The fact that Israel has experienced four snap elections within two years is not the outcome of a dysfunctional system but rather of a paradox: that the right-wing has a parliamentary majority, but its leader does not. Because Benjamin Netanyahu has betrayed and alienated too many of his political allies, he has lost their support and is no longer able to form a coalition. Since the defection of Avigdor Lieberman’s nationalist and secular Yisrael Beiteinu party, Netanyahu has been left short of a majority after three consecutive elections (April and September 2019, and March 2020).
The anti-Netanyahu coalition meanwhile had a majority on paper but was too incoherent to govern, as it spanned from Lieberman’s party to the Joint Arab list (itself a union of convenience that included Arab nationalists, communists, and Islamists). Benny Gantz’s promises not to join Netanyahu and not to rely on the Arab List were contradictory, since Gantz could not unseat Netanyahu without the Arab parties. Gantz was bound to break one of his two promises, as he did by joining a coalition government with Netanyahu in May 2020. Having disappointed his voters and having been outmanoeuvred by an old political fox, Gantz burnt his political capital.
Netanyahu blocked the passing of the 2020 state budget to force an early election and exploit a loophole in the agreement he had signed with Gantz. Until December 2020, polls predicted that he would easily obtain the majority he had failed to assemble after three previous elections (those disgruntled voters who switched to Naftali Bennett out of discontent with Netanyahu were paradoxically expanding the latter’s potential majority). Netanyahu’s secure path to re-election ceased to be a nearly foregone conclusion only with Gideon Saar’s announcement in December 2020 that he was leaving the Likud and running for prime minister.
Why did Saar make this dramatic decision, and why did I decide to endorse him? In a nutshell, because Netanyahu has become dysfunctional and toxic. Netanyahu is the Jekyll and Hyde of Israeli politics. He displayed leadership and courage as finance minister (between 2003-2005) but voted under pressure in favour Ariel Sharon’s decision to unilaterally withdraw from the Gaza Strip. He talks with conviction about free markets but has done precious little to undo Israel’s monopolies during his combined 15 years as prime minister.
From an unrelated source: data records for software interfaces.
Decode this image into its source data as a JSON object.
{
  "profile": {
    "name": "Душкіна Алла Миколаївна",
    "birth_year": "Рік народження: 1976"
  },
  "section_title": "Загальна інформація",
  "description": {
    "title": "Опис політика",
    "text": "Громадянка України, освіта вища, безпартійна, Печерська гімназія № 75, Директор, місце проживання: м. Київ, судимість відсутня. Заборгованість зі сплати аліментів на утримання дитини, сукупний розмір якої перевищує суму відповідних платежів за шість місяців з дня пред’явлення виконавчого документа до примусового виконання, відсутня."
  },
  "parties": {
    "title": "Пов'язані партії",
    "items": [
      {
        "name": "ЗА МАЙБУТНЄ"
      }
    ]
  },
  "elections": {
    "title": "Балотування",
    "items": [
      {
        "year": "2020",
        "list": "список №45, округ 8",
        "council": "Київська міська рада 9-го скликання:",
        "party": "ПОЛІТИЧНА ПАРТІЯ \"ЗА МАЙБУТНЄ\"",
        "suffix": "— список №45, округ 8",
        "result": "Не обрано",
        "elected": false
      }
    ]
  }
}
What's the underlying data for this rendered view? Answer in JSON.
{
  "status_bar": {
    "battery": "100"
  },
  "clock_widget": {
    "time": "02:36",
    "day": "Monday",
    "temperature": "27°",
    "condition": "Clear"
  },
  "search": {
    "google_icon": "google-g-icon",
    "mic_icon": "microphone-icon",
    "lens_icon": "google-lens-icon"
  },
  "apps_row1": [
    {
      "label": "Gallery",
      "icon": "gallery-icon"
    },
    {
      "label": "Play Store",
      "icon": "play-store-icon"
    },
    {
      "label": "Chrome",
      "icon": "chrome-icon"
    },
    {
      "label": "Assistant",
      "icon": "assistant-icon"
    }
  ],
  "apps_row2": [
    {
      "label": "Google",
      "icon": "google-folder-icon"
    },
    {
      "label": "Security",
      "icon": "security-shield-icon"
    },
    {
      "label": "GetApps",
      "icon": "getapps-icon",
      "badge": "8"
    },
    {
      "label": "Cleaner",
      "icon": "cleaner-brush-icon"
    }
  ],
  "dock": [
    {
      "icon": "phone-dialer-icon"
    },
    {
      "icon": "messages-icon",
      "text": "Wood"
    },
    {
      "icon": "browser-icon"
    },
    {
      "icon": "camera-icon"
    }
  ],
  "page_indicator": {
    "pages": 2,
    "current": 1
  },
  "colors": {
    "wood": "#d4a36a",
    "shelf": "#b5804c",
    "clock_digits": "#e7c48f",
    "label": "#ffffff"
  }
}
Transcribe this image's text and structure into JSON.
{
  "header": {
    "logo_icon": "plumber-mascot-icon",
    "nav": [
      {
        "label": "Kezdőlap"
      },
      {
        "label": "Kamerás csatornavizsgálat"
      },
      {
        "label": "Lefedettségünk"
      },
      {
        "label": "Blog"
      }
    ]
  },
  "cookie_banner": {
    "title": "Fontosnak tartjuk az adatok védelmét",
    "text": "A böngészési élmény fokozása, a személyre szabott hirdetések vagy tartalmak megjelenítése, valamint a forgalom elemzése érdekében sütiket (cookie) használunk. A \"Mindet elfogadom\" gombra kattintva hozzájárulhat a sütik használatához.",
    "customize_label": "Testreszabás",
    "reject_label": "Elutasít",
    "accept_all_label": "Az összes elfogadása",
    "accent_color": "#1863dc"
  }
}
He rightly decries judicial activism but has failed to implement a single reform to reign it in.
Despite his imperfections and failings, I once considered Netanyahu the most suited to run the country. Yet he lost my support in 2014, for two reasons: 1) He tried to repeal the institution of the state presidency through a last-minute bill to bar the election of Reuven Rivlin just because Sara Netanyahu holds a grudge against him; and 2) He forced an early election (which took place in 2015) to block a bill that would have cut-down the distribution of his mouthpiece and freebie newspaper Israel Hayom. Following these elections Netanyahu became obsessed with being in control of the media, an obsession that eventually produced criminal charges against him.
Through his social media activists and his traditional media mouthpieces, Netanyahu has been promoting a populist narrative describing him as a God-given and irreplaceable shield against enemies from without (Iran) and within (the elites). Yet fanning the flames of identity politics has enabled Netanyahu to preserve his core support but not to assure him a parliamentary majority. Since his indictment in November 2019 for bribery, fraud, and breach of trust, Netanyahu has stepped up his anti-establishment rhetoric and taken any measure possible to shield himself from trial.
Saar ran against him for the leadership of the Likud in 2019, but Netanyahu has turned the party into a personal operation that rewards submissiveness and punishes dissent. When Netanyahu blocked the passing of the budget and dragged the country to a fourth election, Saar took the bold decision to run against him for prime minister. It is the same Saar who had voted against the Gaza withdrawal in 2005 and who had stood firm against Netanyahu when he tried to repeal the presidency. Saar has proven himself to be a man of courage and of principles at every critical juncture.
Netanyahu has a very good foreign policy record, and he has successfully imported millions of COVID-19 vaccines. But the prime minister has also mismanaged the pandemic by failing to conduct tests at Ben-Gurion airport (thus bringing in variants) and by not fully enforcing lockdowns for fear of crossing his ultra-Orthodox coalition partners. After 15 years as prime minister, it is time for Netanyahu to step down. Gideon Saar is level-headed, has a well-thought worldview and detailed programme, and has an excellent record as education and interior minister. He is the most suited and reliable candidate to replace Netanyahu.